Planar polarity and the mode of action of Fz
Most epidermal cells of the adult fly differentiate structures such as hairs or bristles, which derive from polarized extensions of their cytoskeletons. In general, these structures have a common orientation, all pointing in the same direction, a phenomenon referred to as planar polarity (Nubler-Jung, 1987). Planar polarity is altered in cells lacking Fz activity, presumably because the mutant cells are unable to respond properly to an as yet unknown polarizing signal.
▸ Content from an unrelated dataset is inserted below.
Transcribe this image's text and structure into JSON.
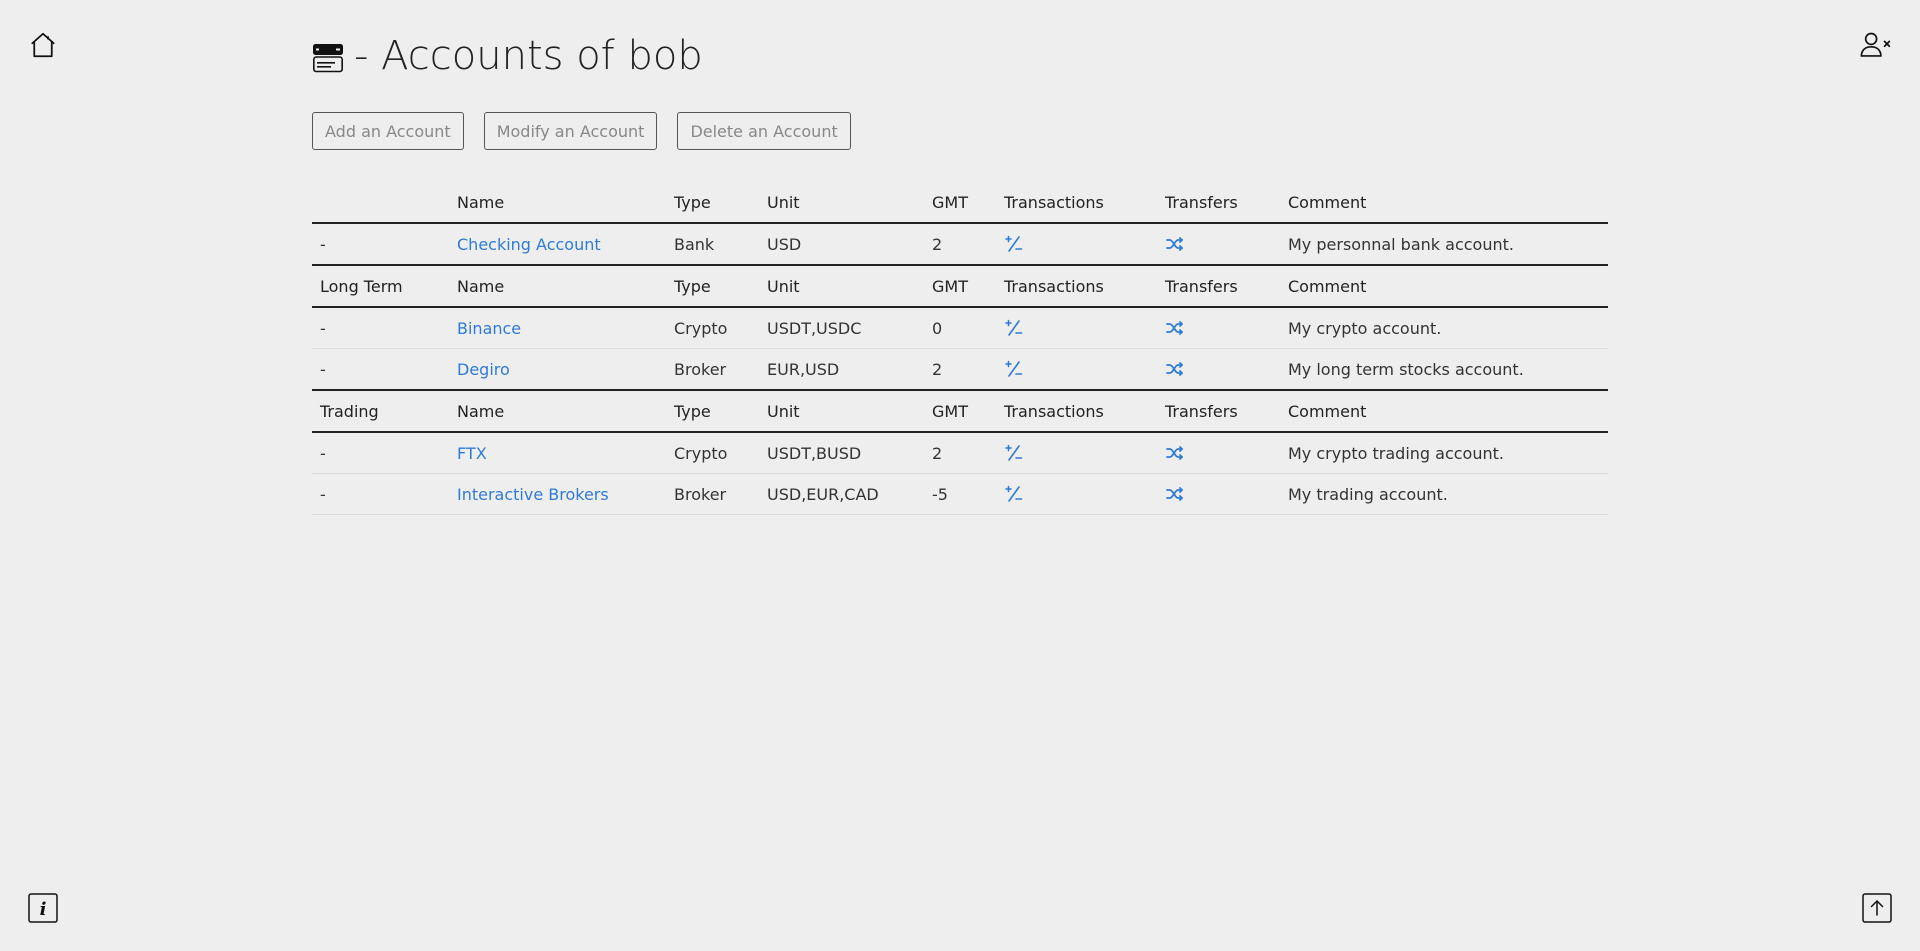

Our evidence that Fz is one of two primary Wg receptors has implications for its role in planar cell polarity. The most straightforward of these is the possibility that the polarizing signal is a Wnt which can also bind to the Wg binding site of Fz, but once bound, induces an intracellular response that is distinct from that elicited by Wg. Curiously, previous studies have implicated the same cytosolic protein, Dsh, in transducing both the polarity signal and the conventional Wg signal (Theisen et al., 1994; Neumann and Cohen, 1997; Tomlinson et al., 1997; Axelrod et al., 1998). Our present findings focus further attention on the relationship between Dsh and transduction of both Wg and the putative polarizing signal because they indicate that Fz alone is capable of transducing both outputs through the agency of Dsh, each in response to a different ligand.
The dual roles of Fz and Dsh in transducing both Wg and the polarizing signal pose the question of how distinct ligands can activate different transduction pathways through their actions on the same receptor. It is possible that Fz activity is modulated by accessory proteins which influence which ligand it will bind, and what transduction pathway it will activate in response to ligand. For example, the structurally related, serpentine calcitonin-receptor-like receptor (CRLR) has recently been shown to bind either of two ligands depending on the presence of specific receptor-activating-modifying proteins (RAMPs) (McLatchie et al., 1998). A similar mechanism might account for how Fz can transduce both Wg and the polarizing signal through the activation of distinct intracellular pathways even in the same cell.
We thank A. Adachi for technical assistance, and S.-K. Chan, Y. Chen, H.-M. Chung, I. Greenwald, R. Mann, A. Tomlinson, and M. Zecca for advice and discussion, and S. Carroll, S. Cohen, M. Frasch, T. C. Kaufman, and R. Nusse for antibodies. C-M. C. is supported by the College of Physicians and Surgeons, Columbia University and by the Columbia University Skin Diseases Research Core Center (NIH P30 AR44535). G. S. is an HHMI Investigator.